Commissioner Morrison suggested exploring alternative options if some deeds of dedication could not be obtained or if property owners refused to sign. Chairwoman Linda Mason then requested Attorney Gouger to elaborate on potential courses of action. Attorney Gouger clarified that seizing the property through eminent domain would be the sole option in such circumstances.

In response, Pickett reiterated that he would be content if the road met their maintenance specifications. Chairwoman Mason proposed that if the deeds of dedication could be acquired, the board could contract a road building company to complete the necessary work as outlined by Pickett.

Commissioner Morrison reiterated that they could not allocate funds for a contract concerning property they did not own. Chairwoman Mason acknowledged this point and stressed the importance of making progress with the deeds of dedication. She stated that if they could not obtain the necessary deeds, the board would need to make a decision regarding their next steps.

Commissioner Blansett proposed forming a committee to explore the costs associated with road construction, monitor progress on acquiring deeds of dedication, and ensure the issue is pursued until resolved. Commissioner Paul Schafer seconded the motion, which was unanimously approved by the board.

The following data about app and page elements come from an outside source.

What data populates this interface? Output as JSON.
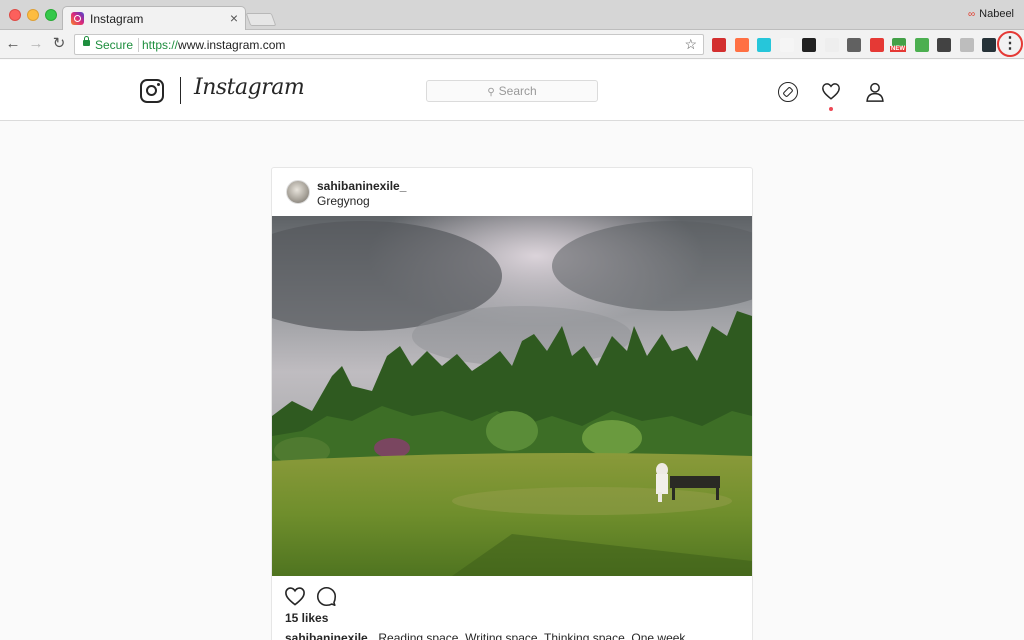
{
  "browser": {
    "tab": {
      "title": "Instagram",
      "close": "×"
    },
    "profile_name": "Nabeel",
    "address": {
      "secure_label": "Secure",
      "scheme": "https://",
      "host": "www.instagram.com"
    },
    "extensions": [
      {
        "name": "lastpass-extension",
        "color": "#d32f2f"
      },
      {
        "name": "toggl-extension",
        "color": "#ff7043"
      },
      {
        "name": "grammar-extension",
        "color": "#26c6da"
      },
      {
        "name": "blank-extension",
        "color": "#f5f5f5"
      },
      {
        "name": "dark-extension",
        "color": "#212121"
      },
      {
        "name": "download-extension",
        "color": "#eeeeee"
      },
      {
        "name": "mixmax-extension",
        "color": "#616161"
      },
      {
        "name": "adblock-extension",
        "color": "#e53935"
      },
      {
        "name": "new-badge-extension",
        "color": "#43a047"
      },
      {
        "name": "wave-extension",
        "color": "#4caf50"
      },
      {
        "name": "film-extension",
        "color": "#424242"
      },
      {
        "name": "cloud-extension",
        "color": "#bdbdbd"
      },
      {
        "name": "buffer-extension",
        "color": "#263238"
      }
    ],
    "new_badge": "NEW"
  },
  "instagram": {
    "wordmark": "Instagram",
    "search_placeholder": "Search"
  },
  "post": {
    "username": "sahibaninexile_",
    "location": "Gregynog",
    "likes": "15 likes",
    "caption_user": "sahibaninexile_",
    "caption_text": "Reading space. Writing space. Thinking space. One week"
  }
}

Chairwoman Mason requested volunteers for the committee and emphasized the importance of including representatives from the fourth and fifth districts, with particular emphasis on the fifth district due to its specific relevance. Commissioners Schafer and Abbott volunteered to join the committee, representing the respective districts. They will be responsible for overseeing the progress and ensuring the issue is pursued until resolved. Attorney Gouger offered to meet with the committee at a convenient time for all members to provide updates on the progress and current statuses of the various aspects of the project.

The Marion Tribune – March 7, 2024